Rabindranath Tagore, the Indian Nobel Laureate for literature, invoked Raksha Bandhan and Rakhi, as a concept to inspire love, respect and a vow of mutual protection between Hindus and Muslims during India’s colonial era.
In 1905, the British Empire divided Bengal, a province of British India on the basis of religion. In a form of protest, the great poet, Rabindra Nath Tagore arranged a ceremony to celebrate Raksha Bandhan to strengthen the bond of love and togetherness between Hindus and Muslims of Bengal, and urge them to together protest the British Empire.
He used the idea of Raksha Bandhan to spread the feeling of brotherhood. In 1911, British colonial empire reversed the partition and unified Bengal, a unification that was opposed by Muslims of Bengal.
Ultimately, Tagore’s Raksha Bandhan based appeals were unsuccessful. Bengal not only was split during the colonial era, one Muslim dominated part eventually became modern Bangladesh (a predominantly Muslim country), the other a largely Hindu Indian state of West Bengal.
The festival called as “Rakhi Mahotsavas” started by Rabindranath Tagore in the town of Shantiniketan became immensely popular as a symbol of Bengal unity, and as a larger community festival of harmony.
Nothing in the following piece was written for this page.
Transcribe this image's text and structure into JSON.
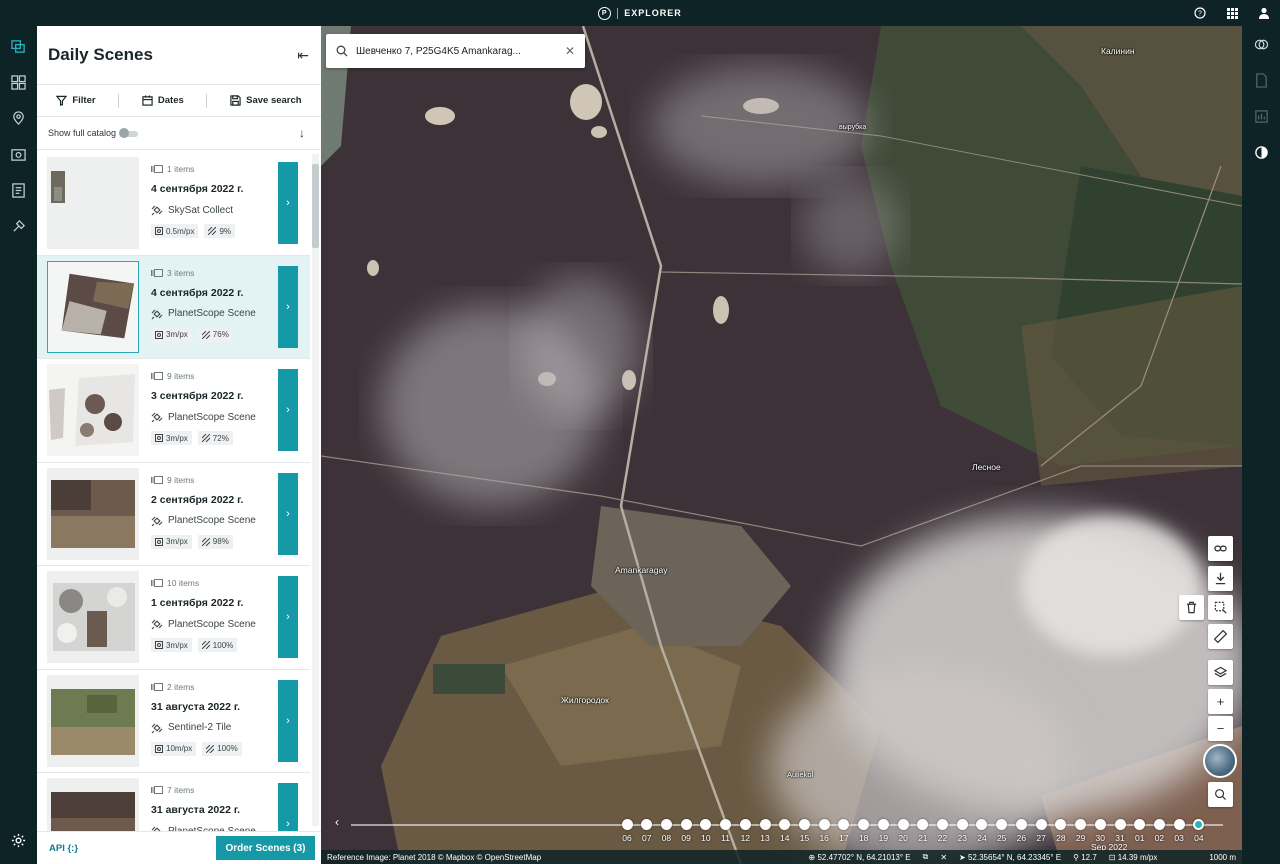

In some parts of West Bengal, this tradition still continues as people tie Rakhi to their neighbors and close friends.
One of Tagore’s poem invoking Rakhi is:
“The love in my body and heart
For the earth’s shadow and light
Has stayed over years.
With its cares and its hope it has thrown
A language of its own
Into blue skies.
It lives in my joys and glooms
In the spring night’s buds and blooms
Like a Rakhi-band
On the Future’s hand.”